#### Task to complete
Considering the entries that follow, report how many lines include the string "Team", giving the number alone.
************
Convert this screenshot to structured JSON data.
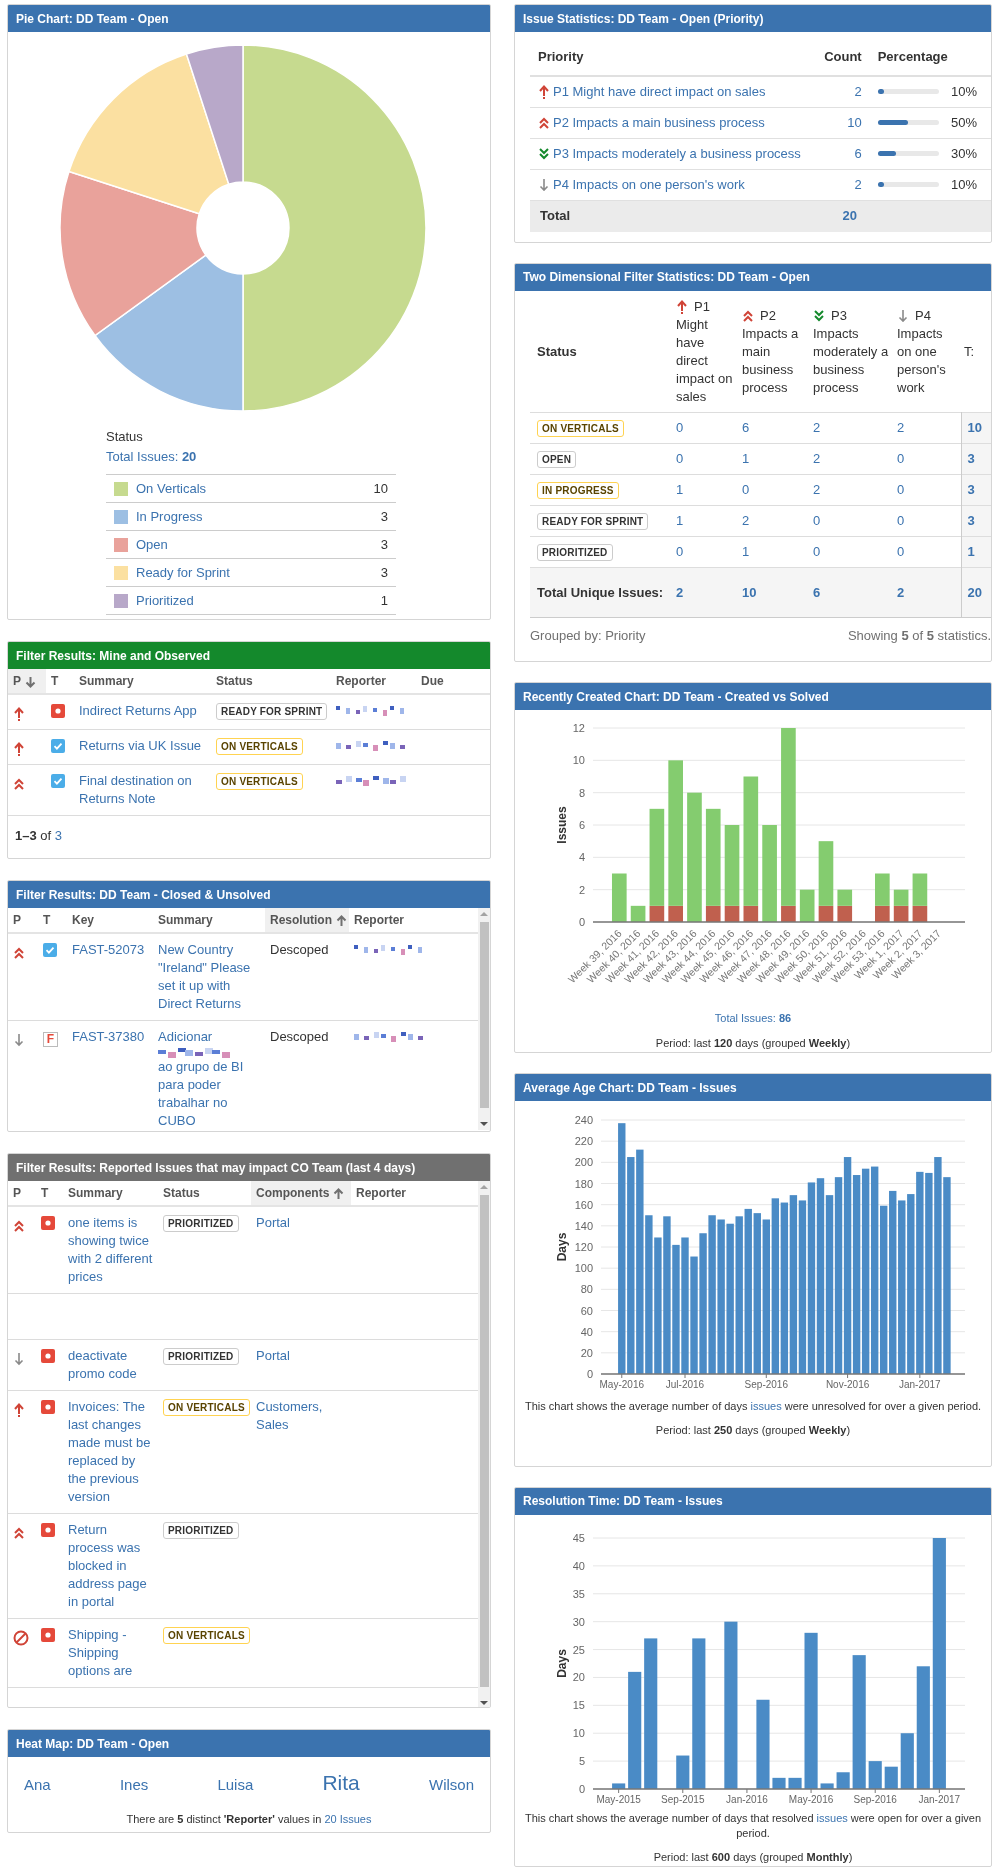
{
  "left_column": [
    {
      "kind": "pie",
      "color": "#3b73af",
      "title": "Pie Chart: DD Team - Open",
      "chart_data": {
        "type": "donut",
        "categories": [
          "On Verticals",
          "In Progress",
          "Open",
          "Ready for Sprint",
          "Prioritized"
        ],
        "values": [
          50,
          15,
          15,
          15,
          5
        ]
      },
      "status_label": "Status",
      "total_label": "Total Issues:",
      "total": "20",
      "legend": [
        {
          "count": "10",
          "color": "#c6da8f"
        },
        {
          "count": "3",
          "color": "#9dbfe3"
        },
        {
          "count": "3",
          "color": "#e9a29b"
        },
        {
          "count": "3",
          "color": "#fbe0a1"
        },
        {
          "count": "1",
          "color": "#b8a8c9"
        }
      ]
    },
    {
      "kind": "filter",
      "color": "#14892c",
      "title": "Filter Results: Mine and Observed",
      "columns": [
        {
          "label": "P",
          "kind": "priority",
          "sorted": true,
          "ascending": false
        },
        {
          "label": "T",
          "kind": "type",
          "sorted": false
        },
        {
          "label": "Summary",
          "kind": "summary",
          "sorted": false
        },
        {
          "label": "Status",
          "kind": "status",
          "sorted": false
        },
        {
          "label": "Reporter",
          "kind": "reporter",
          "sorted": false
        },
        {
          "label": "Due",
          "kind": "due",
          "sorted": false
        }
      ],
      "rows": [
        {
          "priority": {
            "kind": "highest"
          },
          "type": {
            "kind": "bug"
          },
          "summary": "Indirect Returns App",
          "status": {
            "text": "READY FOR SPRINT",
            "kind": "todo"
          },
          "reporter_hidden": true
        },
        {
          "priority": {
            "kind": "highest"
          },
          "type": {
            "kind": "task"
          },
          "summary": "Returns via UK Issue",
          "status": {
            "text": "ON VERTICALS",
            "kind": "inprogress"
          },
          "reporter_hidden": true
        },
        {
          "priority": {
            "kind": "high"
          },
          "type": {
            "kind": "task"
          },
          "summary": "Final destination on Returns Note",
          "status": {
            "text": "ON VERTICALS",
            "kind": "inprogress"
          },
          "reporter_hidden": true
        }
      ],
      "pagination": "**1–3** of",
      "pagination_link": "3"
    },
    {
      "kind": "filter",
      "color": "#3b73af",
      "title": "Filter Results: DD Team - Closed & Unsolved",
      "scrollable": true,
      "columns": [
        {
          "label": "P",
          "kind": "priority",
          "sorted": false
        },
        {
          "label": "T",
          "kind": "type",
          "sorted": false
        },
        {
          "label": "Key",
          "kind": "key",
          "sorted": false
        },
        {
          "label": "Summary",
          "kind": "summary",
          "sorted": false
        },
        {
          "label": "Resolution",
          "kind": "resolution",
          "sorted": true,
          "ascending": true
        },
        {
          "label": "Reporter",
          "kind": "reporter",
          "sorted": false
        }
      ],
      "rows": [
        {
          "priority": {
            "kind": "high"
          },
          "type": {
            "kind": "task"
          },
          "key": "FAST-52073",
          "summary": "New Country \"Ireland\" Please set it up with Direct Returns",
          "resolution": "Descoped",
          "reporter_hidden": true
        },
        {
          "priority": {
            "kind": "lowest"
          },
          "type": {
            "kind": "feature",
            "glyph": "F"
          },
          "key": "FAST-37380",
          "summary": [
            "Adicionar",
            "ao grupo de BI para poder trabalhar no CUBO"
          ],
          "resolution": "Descoped",
          "reporter_hidden": true
        }
      ]
    },
    {
      "kind": "filter",
      "color": "#707070",
      "title": "Filter Results: Reported Issues that may impact CO Team (last 4 days)",
      "scrollable": true,
      "columns": [
        {
          "label": "P",
          "kind": "priority",
          "sorted": false
        },
        {
          "label": "T",
          "kind": "type",
          "sorted": false
        },
        {
          "label": "Summary",
          "kind": "summary",
          "sorted": false
        },
        {
          "label": "Status",
          "kind": "status",
          "sorted": false
        },
        {
          "label": "Components",
          "kind": "components",
          "sorted": true,
          "ascending": true
        },
        {
          "label": "Reporter",
          "kind": "reporter",
          "sorted": false
        }
      ],
      "rows": [
        {
          "kind": "issue",
          "priority": {
            "kind": "high"
          },
          "type": {
            "kind": "bug"
          },
          "summary": "one items is showing twice with 2 different prices",
          "status": {
            "text": "PRIORITIZED",
            "kind": "todo"
          },
          "components": "Portal"
        },
        {
          "kind": "blank"
        },
        {
          "kind": "issue",
          "priority": {
            "kind": "lowest"
          },
          "type": {
            "kind": "bug"
          },
          "summary": "deactivate promo code",
          "status": {
            "text": "PRIORITIZED",
            "kind": "todo"
          },
          "components": "Portal"
        },
        {
          "kind": "issue",
          "priority": {
            "kind": "highest"
          },
          "type": {
            "kind": "bug"
          },
          "summary": "Invoices: The last changes made must be replaced by the previous version",
          "status": {
            "text": "ON VERTICALS",
            "kind": "inprogress"
          },
          "components": "Customers, Sales"
        },
        {
          "kind": "issue",
          "priority": {
            "kind": "high"
          },
          "type": {
            "kind": "bug"
          },
          "summary": "Return process was blocked in address page in portal",
          "status": {
            "text": "PRIORITIZED",
            "kind": "todo"
          }
        },
        {
          "kind": "issue",
          "priority": {
            "kind": "blocker"
          },
          "type": {
            "kind": "bug"
          },
          "summary": "Shipping - Shipping options are",
          "status": {
            "text": "ON VERTICALS",
            "kind": "inprogress"
          }
        }
      ]
    },
    {
      "kind": "heat_map",
      "color": "#3b73af",
      "title": "Heat Map: DD Team - Open",
      "names": [
        {
          "label": "Ana",
          "kind": "medium"
        },
        {
          "label": "Ines",
          "kind": "medium"
        },
        {
          "label": "Luisa",
          "kind": "medium"
        },
        {
          "label": "Rita",
          "kind": "large"
        },
        {
          "label": "Wilson",
          "kind": "medium"
        }
      ],
      "summary": "There are **5** distinct **'Reporter'** values in",
      "summary_link": "20 Issues"
    }
  ],
  "right_column": [
    {
      "kind": "issue_stats",
      "color": "#3b73af",
      "title": "Issue Statistics: DD Team - Open (Priority)",
      "columns": [
        "Priority",
        "Count",
        "Percentage"
      ],
      "rows": [
        {
          "priority": {
            "kind": "highest"
          },
          "label": "P1 Might have direct impact on sales",
          "count": "2",
          "level": 0.1,
          "percentage": "10%"
        },
        {
          "priority": {
            "kind": "high"
          },
          "label": "P2 Impacts a main business process",
          "count": "10",
          "level": 0.5,
          "percentage": "50%"
        },
        {
          "priority": {
            "kind": "low"
          },
          "label": "P3 Impacts moderately a business process",
          "count": "6",
          "level": 0.3,
          "percentage": "30%"
        },
        {
          "priority": {
            "kind": "lowest"
          },
          "label": "P4 Impacts on one person's work",
          "count": "2",
          "level": 0.1,
          "percentage": "10%"
        }
      ],
      "total_label": "Total",
      "total": "20"
    },
    {
      "kind": "two_d",
      "color": "#3b73af",
      "title": "Two Dimensional Filter Statistics: DD Team - Open",
      "status_header": "Status",
      "columns": [
        {
          "priority": {
            "kind": "highest"
          },
          "code": "P1",
          "label": "Might have direct impact on sales"
        },
        {
          "priority": {
            "kind": "high"
          },
          "code": "P2",
          "label": "Impacts a main business process"
        },
        {
          "priority": {
            "kind": "low"
          },
          "code": "P3",
          "label": "Impacts moderately a business process"
        },
        {
          "priority": {
            "kind": "lowest"
          },
          "code": "P4",
          "label": "Impacts on one person's work"
        }
      ],
      "total_header": "T:",
      "rows": [
        {
          "status": {
            "text": "ON VERTICALS",
            "kind": "inprogress"
          },
          "values": [
            "0",
            "6",
            "2",
            "2"
          ],
          "total": "10"
        },
        {
          "status": {
            "text": "OPEN",
            "kind": "todo"
          },
          "values": [
            "0",
            "1",
            "2",
            "0"
          ],
          "total": "3"
        },
        {
          "status": {
            "text": "IN PROGRESS",
            "kind": "inprogress"
          },
          "values": [
            "1",
            "0",
            "2",
            "0"
          ],
          "total": "3"
        },
        {
          "status": {
            "text": "READY FOR SPRINT",
            "kind": "todo"
          },
          "values": [
            "1",
            "2",
            "0",
            "0"
          ],
          "total": "3"
        },
        {
          "status": {
            "text": "PRIORITIZED",
            "kind": "todo"
          },
          "values": [
            "0",
            "1",
            "0",
            "0"
          ],
          "total": "1"
        }
      ],
      "totals_label": "Total Unique Issues:",
      "totals": [
        "2",
        "10",
        "6",
        "2"
      ],
      "grand_total": "20",
      "grouped_by": "Grouped by: Priority",
      "showing": "Showing **5** of **5** statistics."
    },
    {
      "kind": "bar_chart",
      "color": "#3b73af",
      "title": "Recently Created Chart: DD Team - Created vs Solved",
      "chart_data": {
        "type": "bar",
        "ylabel": "Issues",
        "categories": [
          "Week 39, 2016",
          "Week 40, 2016",
          "Week 41, 2016",
          "Week 42, 2016",
          "Week 43, 2016",
          "Week 44, 2016",
          "Week 45, 2016",
          "Week 46, 2016",
          "Week 47, 2016",
          "Week 48, 2016",
          "Week 49, 2016",
          "Week 50, 2016",
          "Week 51, 2016",
          "Week 52, 2016",
          "Week 53, 2016",
          "Week 1, 2017",
          "Week 2, 2017",
          "Week 3, 2017"
        ],
        "series": [
          {
            "color": "#c0604e",
            "values": [
              0,
              0,
              1,
              1,
              0,
              1,
              1,
              1,
              0,
              1,
              0,
              1,
              1,
              0,
              1,
              1,
              1,
              0
            ]
          },
          {
            "color": "#84cc6f",
            "values": [
              3,
              1,
              6,
              9,
              8,
              6,
              5,
              8,
              6,
              11,
              2,
              4,
              1,
              0,
              2,
              1,
              2,
              0
            ]
          }
        ],
        "ylim": [
          0,
          12
        ],
        "yticks": [
          0,
          2,
          4,
          6,
          8,
          10,
          12
        ],
        "stacked": true,
        "grid": true
      },
      "total_label": "Total Issues:",
      "total": "86",
      "period": "Period: last **120** days (grouped **Weekly**)"
    },
    {
      "kind": "bar_chart",
      "color": "#3b73af",
      "title": "Average Age Chart: DD Team - Issues",
      "chart_data": {
        "type": "bar",
        "ylabel": "Days",
        "categories": [
          "May-2016",
          null,
          null,
          null,
          null,
          null,
          null,
          "Jul-2016",
          null,
          null,
          null,
          null,
          null,
          null,
          null,
          null,
          "Sep-2016",
          null,
          null,
          null,
          null,
          null,
          null,
          null,
          null,
          "Nov-2016",
          null,
          null,
          null,
          null,
          null,
          null,
          null,
          "Jan-2017",
          null,
          null,
          null
        ],
        "series": [
          {
            "color": "#4a8bc6",
            "values": [
              237,
              205,
              212,
              150,
              129,
              149,
              122,
              129,
              111,
              133,
              150,
              146,
              142,
              149,
              156,
              152,
              146,
              166,
              162,
              169,
              164,
              181,
              185,
              169,
              186,
              205,
              188,
              194,
              196,
              159,
              173,
              164,
              170,
              191,
              190,
              205,
              186
            ]
          }
        ],
        "ylim": [
          0,
          240
        ],
        "yticks": [
          0,
          20,
          40,
          60,
          80,
          100,
          120,
          140,
          160,
          180,
          200,
          220,
          240
        ],
        "grid": true
      },
      "description": {
        "before": "This chart shows the average number of days",
        "link": "issues",
        "after": "were unresolved for over a given period."
      },
      "period": "Period: last **250** days (grouped **Weekly**)"
    },
    {
      "kind": "bar_chart",
      "color": "#3b73af",
      "title": "Resolution Time: DD Team - Issues",
      "chart_data": {
        "type": "bar",
        "ylabel": "Days",
        "categories": [
          "May-2015",
          null,
          null,
          null,
          "Sep-2015",
          null,
          null,
          null,
          "Jan-2016",
          null,
          null,
          null,
          "May-2016",
          null,
          null,
          null,
          "Sep-2016",
          null,
          null,
          null,
          "Jan-2017"
        ],
        "series": [
          {
            "color": "#4a8bc6",
            "values": [
              1,
              21,
              27,
              null,
              6,
              27,
              null,
              30,
              null,
              16,
              2,
              2,
              28,
              1,
              3,
              24,
              5,
              4,
              10,
              22,
              45
            ]
          }
        ],
        "ylim": [
          0,
          45
        ],
        "yticks": [
          0,
          5,
          10,
          15,
          20,
          25,
          30,
          35,
          40,
          45
        ],
        "grid": true
      },
      "description": {
        "before": "This chart shows the average number of days that resolved",
        "link": "issues",
        "after": "were open for over a given period."
      },
      "period": "Period: last **600** days (grouped **Monthly**)"
    }
  ]
}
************
#### Answer section
9